California federal judge tosses lawsuit filed by Trump against Twitter over ban

After former President Donald Trump was banned from using Twitter, a move that many said was nothing less than a partisan attack to silence conservative opposition, Trump filed a lawsuit against the platform, which was heavily left-leaning at the time.

According to Fox Business, the former president received undesirable news this week as a San Fransisco-based federal judge tossed the lawsuit, making a number of arguments as to why Trump’s claims in the original filing did not pertain to the case, at least in that judge’s perception. 

In the original filing, Trump’s lawyers argued that Twitter used “deceptive and misleading practices” to ban the president and other conservative voices, as well as an accusation that such behavior violated the Florida Deceptive and Unfair Trade Practices Act.

Trump’s lawsuit was originally filed in the United States District Court for the Southern District of Florida before it was ultimately transferred to California, where Twitter is based.

The former president’s legal team also argued that the Twitter ban was a violation of Trump’s First Amendment rights as are afforded to him by the U.S. Constitution. They also argued that Section 230 of the Communications Decency Act is unconstitutional.

The judge in the case has allowed Trump’s legal team to file an amended complaint that the judge instructs is “consistent with this order,” giving them until May 27 to do so. The judge also explicitly added that “it cannot contain any new claims or defendants without prior permission from the court,” Fox Business noted.

Interestingly, the lawsuit might not even matter at this point, as early speculation when Elon Musk announced his acquisition of Twitter earlier this month was that he would unban Trump’s account as a result of taking over.

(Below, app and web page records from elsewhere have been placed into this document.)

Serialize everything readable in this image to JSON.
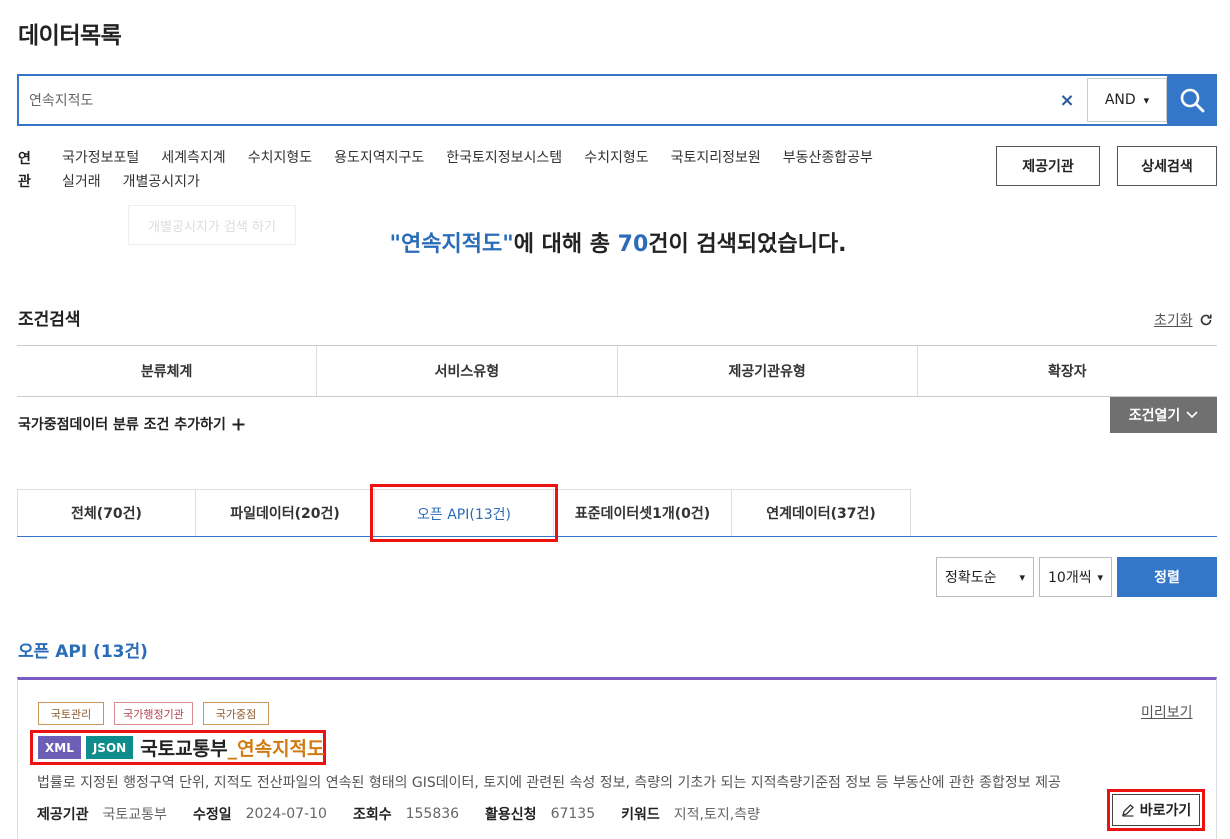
{
  "page": {
    "title": "데이터목록"
  },
  "search": {
    "value": "연속지적도",
    "clear_icon": "×",
    "operator": "AND"
  },
  "related": {
    "label": "연관",
    "items": [
      "국가정보포털",
      "세계측지계",
      "수치지형도",
      "용도지역지구도",
      "한국토지정보시스템",
      "수치지형도",
      "국토지리정보원",
      "부동산종합공부",
      "실거래",
      "개별공시지가"
    ],
    "tooltip": "개별공시지가 검색 하기"
  },
  "buttons": {
    "provider": "제공기관",
    "detail_search": "상세검색"
  },
  "result": {
    "open_quote": "\"",
    "keyword": "연속지적도",
    "close_quote": "\"",
    "mid": "에 대해 총 ",
    "count": "70",
    "suffix": "건이 검색되었습니다."
  },
  "conditions": {
    "title": "조건검색",
    "reset": "초기화",
    "columns": [
      "분류체계",
      "서비스유형",
      "제공기관유형",
      "확장자"
    ],
    "add_label": "국가중점데이터 분류 조건 추가하기",
    "open_label": "조건열기"
  },
  "tabs": [
    {
      "label": "전체(70건)"
    },
    {
      "label": "파일데이터(20건)"
    },
    {
      "label": "오픈 API(13건)"
    },
    {
      "label": "표준데이터셋1개(0건)"
    },
    {
      "label": "연계데이터(37건)"
    }
  ],
  "sort": {
    "order": "정확도순",
    "per_page": "10개씩",
    "button": "정렬"
  },
  "section": {
    "title": "오픈 API (13건)"
  },
  "item": {
    "tags": [
      "국토관리",
      "국가행정기관",
      "국가중점"
    ],
    "preview": "미리보기",
    "formats": [
      "XML",
      "JSON"
    ],
    "title_org": "국토교통부",
    "title_sep": "_",
    "title_name": "연속지적도",
    "description": "법률로 지정된 행정구역 단위, 지적도 전산파일의 연속된 형태의 GIS데이터, 토지에 관련된 속성 정보, 측량의 기초가 되는 지적측량기준점 정보 등 부동산에 관한 종합정보 제공",
    "meta": [
      {
        "key": "제공기관",
        "value": "국토교통부"
      },
      {
        "key": "수정일",
        "value": "2024-07-10"
      },
      {
        "key": "조회수",
        "value": "155836"
      },
      {
        "key": "활용신청",
        "value": "67135"
      },
      {
        "key": "키워드",
        "value": "지적,토지,측량"
      }
    ],
    "goto": "바로가기"
  },
  "colors": {
    "primary": "#3477c8",
    "highlight": "#e11111",
    "purple": "#7a5bc2",
    "orange": "#d07a12"
  }
}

However, Trump, while praising Musk for the massive purchase, came out with a statement in which he asserted that he will not be coming back to Twitter even if his account is enabled, as he’ll continue to use Truth Social, the platform launched by a company he owns.